Like everyone else in the labor movement, I’m nervously awaiting the Supreme Court ruling in Janus v. AFSCME Council 31, which would weaken public sector unions by letting workers receive the benefits of representation without contributing toward the cost.
But I’ve got a unique vantage point: I work in the same building as the plaintiff, Mark Janus.
We’re both child support specialists for the state of Illinois, where we do accounting on child support cases. I do this work because it’s fulfilling to help kids and single parents get the resources they need to support themselves.
What convinced Mr. Janus to join this destructive lawsuit? Your guess is as good as mine. I do know it’s much bigger than him. He’s the public face, but this case is backed by a network of billionaires and corporate front groups like the National Right-to-Work Foundation.
But the truth is, even Mark Janus himself benefits from union representation. Here are a few of the ways:
1. Without our union, Mr. Janus’s job would probably have been outsourced by now. ….
2. Mr. Janus has received $17,000 in union-negotiated raises. ….
3. The public—including the parents and kids Mr. Janus serves—has access to resources like childcare that our union has fought to defend. ….
4. Our union blocked the employer from doubling the cost of Mr. Janus’s health benefits. ….
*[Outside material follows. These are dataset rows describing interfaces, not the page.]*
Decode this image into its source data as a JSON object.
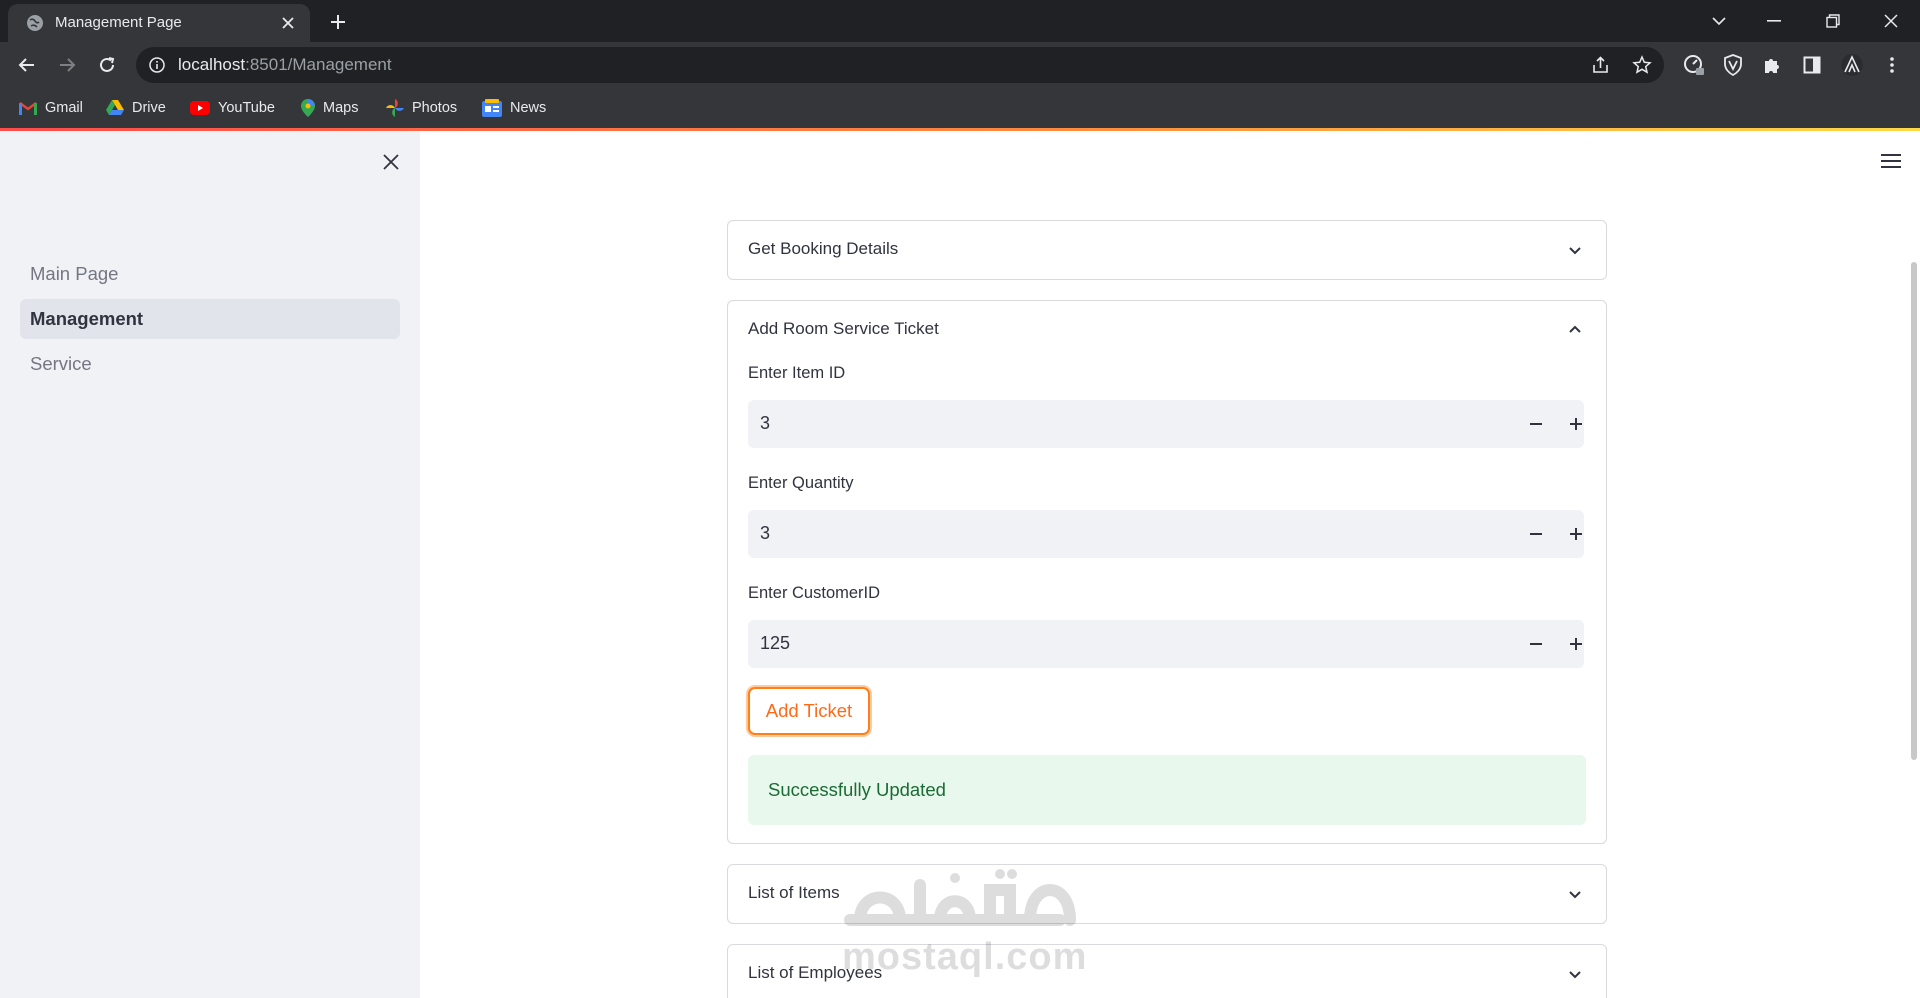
{
  "browser": {
    "tab_title": "Management Page",
    "url_host": "localhost",
    "url_rest": ":8501/Management",
    "bookmarks": [
      {
        "label": "Gmail",
        "icon": "gmail-icon"
      },
      {
        "label": "Drive",
        "icon": "drive-icon"
      },
      {
        "label": "YouTube",
        "icon": "youtube-icon"
      },
      {
        "label": "Maps",
        "icon": "maps-icon"
      },
      {
        "label": "Photos",
        "icon": "photos-icon"
      },
      {
        "label": "News",
        "icon": "news-icon"
      }
    ]
  },
  "sidebar": {
    "items": [
      {
        "label": "Main Page",
        "active": false
      },
      {
        "label": "Management",
        "active": true
      },
      {
        "label": "Service",
        "active": false
      }
    ]
  },
  "main": {
    "expanders": [
      {
        "title": "Get Booking Details",
        "expanded": false
      },
      {
        "title": "Add Room Service Ticket",
        "expanded": true
      },
      {
        "title": "List of Items",
        "expanded": false
      },
      {
        "title": "List of Employees",
        "expanded": false
      }
    ],
    "form": {
      "item_id_label": "Enter Item ID",
      "item_id_value": "3",
      "quantity_label": "Enter Quantity",
      "quantity_value": "3",
      "customer_label": "Enter CustomerID",
      "customer_value": "125",
      "submit_label": "Add Ticket"
    },
    "success_message": "Successfully Updated"
  },
  "watermark": {
    "arabic": "مستقل",
    "latin": "mostaql.com"
  },
  "colors": {
    "accent": "#ff6a1a",
    "success_bg": "#e8f8ec",
    "success_text": "#1b6b35",
    "sidebar_bg": "#f0f2f6"
  }
}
5. We make sure Mr. Janus’s office is warm in the winter and cool in the summer. ….
6. Thanks to our union, Mr. Janus will retire with a pension. ….
7. Mr. Janus can get sick and still have a job when he comes back. ….
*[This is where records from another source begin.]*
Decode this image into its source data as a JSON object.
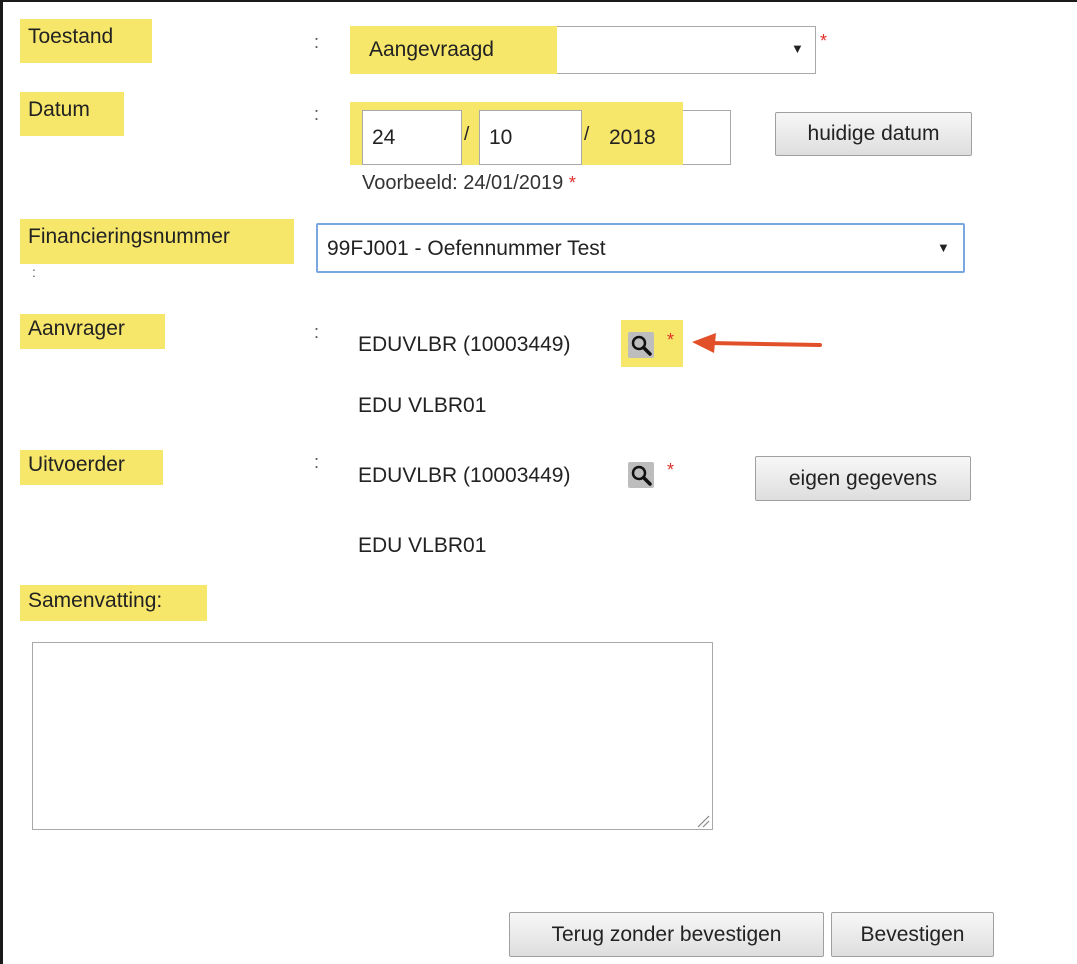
{
  "form": {
    "toestand": {
      "label": "Toestand",
      "colon": ":",
      "value": "Aangevraagd",
      "required": "*"
    },
    "datum": {
      "label": "Datum",
      "colon": ":",
      "day": "24",
      "month": "10",
      "year": "2018",
      "separator": "/",
      "today_button": "huidige datum",
      "example": "Voorbeeld: 24/01/2019",
      "required": "*"
    },
    "financieringsnummer": {
      "label": "Financieringsnummer",
      "colon": ":",
      "value": "99FJ001 - Oefennummer Test"
    },
    "aanvrager": {
      "label": "Aanvrager",
      "colon": ":",
      "code": "EDUVLBR (10003449)",
      "name": "EDU VLBR01",
      "required": "*"
    },
    "uitvoerder": {
      "label": "Uitvoerder",
      "colon": ":",
      "code": "EDUVLBR (10003449)",
      "name": "EDU VLBR01",
      "required": "*",
      "own_data_button": "eigen gegevens"
    },
    "samenvatting": {
      "label": "Samenvatting:",
      "value": ""
    }
  },
  "footer": {
    "back_button": "Terug zonder bevestigen",
    "confirm_button": "Bevestigen"
  },
  "icons": {
    "dropdown": "chevron-down-icon",
    "lookup": "search-icon",
    "pointer": "arrow-left-icon"
  },
  "colors": {
    "highlight": "#f6e66a",
    "required": "#e0302a",
    "arrow": "#e2502a",
    "focus_border": "#7aa7e0"
  }
}
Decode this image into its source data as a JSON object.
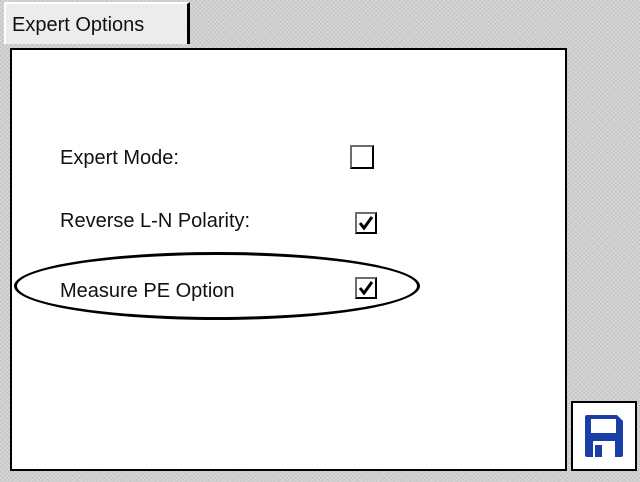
{
  "tab": {
    "label": "Expert Options"
  },
  "options": [
    {
      "label": "Expert Mode:",
      "checked": false
    },
    {
      "label": "Reverse L-N Polarity:",
      "checked": true
    },
    {
      "label": "Measure PE Option",
      "checked": true
    }
  ],
  "toolbar": {
    "save_icon": "floppy-disk-icon"
  },
  "colors": {
    "save_icon": "#1a3ea8",
    "highlight": "#000000"
  }
}
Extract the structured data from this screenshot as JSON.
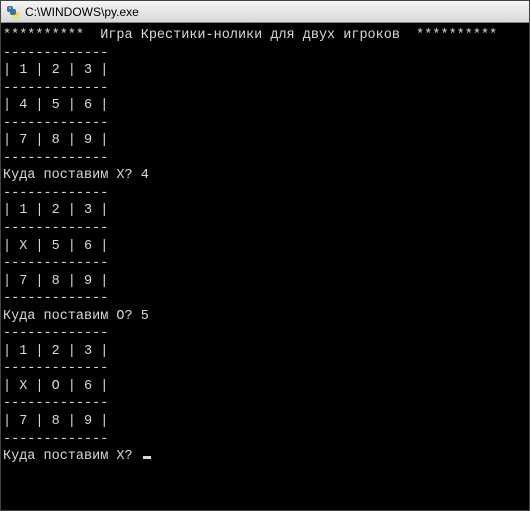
{
  "titlebar": {
    "icon_name": "python-icon",
    "title": "C:\\WINDOWS\\py.exe"
  },
  "terminal": {
    "header": "**********  Игра Крестики-нолики для двух игроков  **********",
    "sep": "-------------",
    "boards": [
      {
        "rows": [
          "| 1 | 2 | 3 |",
          "| 4 | 5 | 6 |",
          "| 7 | 8 | 9 |"
        ]
      },
      {
        "prompt_line": "Куда поставим X? 4",
        "rows": [
          "| 1 | 2 | 3 |",
          "| X | 5 | 6 |",
          "| 7 | 8 | 9 |"
        ]
      },
      {
        "prompt_line": "Куда поставим O? 5",
        "rows": [
          "| 1 | 2 | 3 |",
          "| X | O | 6 |",
          "| 7 | 8 | 9 |"
        ]
      }
    ],
    "current_prompt": "Куда поставим X? "
  }
}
8. Our union ensured that Mr. Janus could be fairly hired, regardless of his politics. ….